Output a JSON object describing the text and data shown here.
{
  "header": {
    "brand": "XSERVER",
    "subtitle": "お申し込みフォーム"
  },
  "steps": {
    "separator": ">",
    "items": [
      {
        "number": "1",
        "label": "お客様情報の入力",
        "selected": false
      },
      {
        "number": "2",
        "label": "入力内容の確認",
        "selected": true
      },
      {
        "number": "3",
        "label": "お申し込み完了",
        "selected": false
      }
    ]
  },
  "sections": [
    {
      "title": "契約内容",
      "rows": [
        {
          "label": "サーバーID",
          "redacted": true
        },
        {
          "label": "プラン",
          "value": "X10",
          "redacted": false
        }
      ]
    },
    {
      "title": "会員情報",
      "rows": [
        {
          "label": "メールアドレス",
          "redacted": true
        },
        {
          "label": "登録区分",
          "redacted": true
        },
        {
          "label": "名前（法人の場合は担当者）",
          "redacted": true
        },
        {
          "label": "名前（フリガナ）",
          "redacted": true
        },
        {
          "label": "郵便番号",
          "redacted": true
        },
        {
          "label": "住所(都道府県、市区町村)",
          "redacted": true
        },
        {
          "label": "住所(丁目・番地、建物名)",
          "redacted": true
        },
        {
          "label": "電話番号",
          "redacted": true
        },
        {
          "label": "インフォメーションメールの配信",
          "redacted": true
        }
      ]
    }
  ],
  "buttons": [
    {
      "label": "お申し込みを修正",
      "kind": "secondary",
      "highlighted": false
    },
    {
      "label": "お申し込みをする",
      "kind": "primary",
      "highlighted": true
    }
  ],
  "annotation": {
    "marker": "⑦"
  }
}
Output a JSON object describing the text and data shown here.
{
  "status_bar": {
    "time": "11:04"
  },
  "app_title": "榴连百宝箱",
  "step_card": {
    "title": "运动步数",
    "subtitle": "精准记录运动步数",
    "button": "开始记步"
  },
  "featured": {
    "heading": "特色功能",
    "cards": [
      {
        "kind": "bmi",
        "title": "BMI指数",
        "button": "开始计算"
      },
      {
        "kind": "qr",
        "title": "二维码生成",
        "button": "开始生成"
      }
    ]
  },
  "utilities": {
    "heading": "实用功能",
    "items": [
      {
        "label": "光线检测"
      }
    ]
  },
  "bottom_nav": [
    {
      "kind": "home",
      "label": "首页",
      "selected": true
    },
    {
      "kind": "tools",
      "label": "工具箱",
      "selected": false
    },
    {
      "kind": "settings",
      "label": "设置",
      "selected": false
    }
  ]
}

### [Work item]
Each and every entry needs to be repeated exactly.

### [Your solution]
Output a JSON object describing the text and data shown here.
{
  "header": {
    "brand": "XSERVER",
    "subtitle": "お申し込みフォーム"
  },
  "steps": {
    "separator": ">",
    "items": [
      {
        "number": "1",
        "label": "お客様情報の入力",
        "selected": false
      },
      {
        "number": "2",
        "label": "入力内容の確認",
        "selected": true
      },
      {
        "number": "3",
        "label": "お申し込み完了",
        "selected": false
      }
    ]
  },
  "sections": [
    {
      "title": "契約内容",
      "rows": [
        {
          "label": "サーバーID",
          "redacted": true
        },
        {
          "label": "プラン",
          "value": "X10",
          "redacted": false
        }
      ]
    },
    {
      "title": "会員情報",
      "rows": [
        {
          "label": "メールアドレス",
          "redacted": true
        },
        {
          "label": "登録区分",
          "redacted": true
        },
        {
          "label": "名前（法人の場合は担当者）",
          "redacted": true
        },
        {
          "label": "名前（フリガナ）",
          "redacted": true
        },
        {
          "label": "郵便番号",
          "redacted": true
        },
        {
          "label": "住所(都道府県、市区町村)",
          "redacted": true
        },
        {
          "label": "住所(丁目・番地、建物名)",
          "redacted": true
        },
        {
          "label": "電話番号",
          "redacted": true
        },
        {
          "label": "インフォメーションメールの配信",
          "redacted": true
        }
      ]
    }
  ],
  "buttons": [
    {
      "label": "お申し込みを修正",
      "kind": "secondary",
      "highlighted": false
    },
    {
      "label": "お申し込みをする",
      "kind": "primary",
      "highlighted": true
    }
  ],
  "annotation": {
    "marker": "⑦"
  }
}
Output a JSON object describing the text and data shown here.
{
  "status_bar": {
    "time": "11:04"
  },
  "app_title": "榴连百宝箱",
  "step_card": {
    "title": "运动步数",
    "subtitle": "精准记录运动步数",
    "button": "开始记步"
  },
  "featured": {
    "heading": "特色功能",
    "cards": [
      {
        "kind": "bmi",
        "title": "BMI指数",
        "button": "开始计算"
      },
      {
        "kind": "qr",
        "title": "二维码生成",
        "button": "开始生成"
      }
    ]
  },
  "utilities": {
    "heading": "实用功能",
    "items": [
      {
        "label": "光线检测"
      }
    ]
  },
  "bottom_nav": [
    {
      "kind": "home",
      "label": "首页",
      "selected": true
    },
    {
      "kind": "tools",
      "label": "工具箱",
      "selected": false
    },
    {
      "kind": "settings",
      "label": "设置",
      "selected": false
    }
  ]
}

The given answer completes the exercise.